**TASK GOAL:** Show only those lines of the entries where the string "icon" is found.

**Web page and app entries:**
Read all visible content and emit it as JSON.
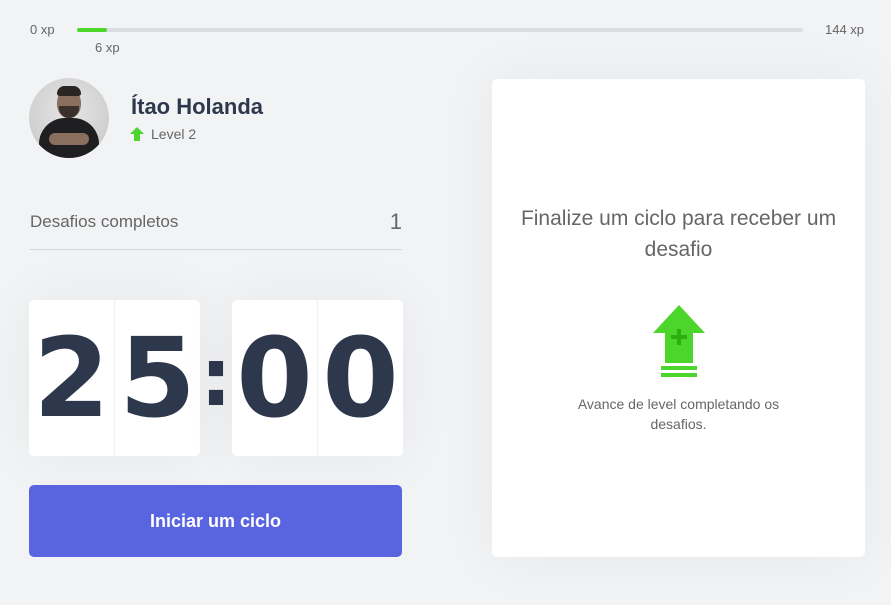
{
  "experience": {
    "min_label": "0 xp",
    "max_label": "144 xp",
    "current_label": "6 xp",
    "current": 6,
    "max": 144,
    "fill_color": "#4cd62b"
  },
  "profile": {
    "name": "Ítao Holanda",
    "level_label": "Level 2",
    "level_icon": "level-up-arrow-icon"
  },
  "challenges": {
    "label": "Desafios completos",
    "count": "1"
  },
  "countdown": {
    "minute_left": "2",
    "minute_right": "5",
    "separator": ":",
    "second_left": "0",
    "second_right": "0"
  },
  "start_button": {
    "label": "Iniciar um ciclo",
    "color": "#5965e0"
  },
  "challenge_box": {
    "title": "Finalize um ciclo para receber um desafio",
    "icon": "level-up-icon",
    "text": "Avance de level completando os desafios."
  },
  "colors": {
    "background": "#f2f3f5",
    "text": "#666666",
    "title": "#2e384d",
    "green": "#4cd62b"
  }
}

**FINISHED TASK:**
    "level_icon": "level-up-arrow-icon"
    "icon": "level-up-icon",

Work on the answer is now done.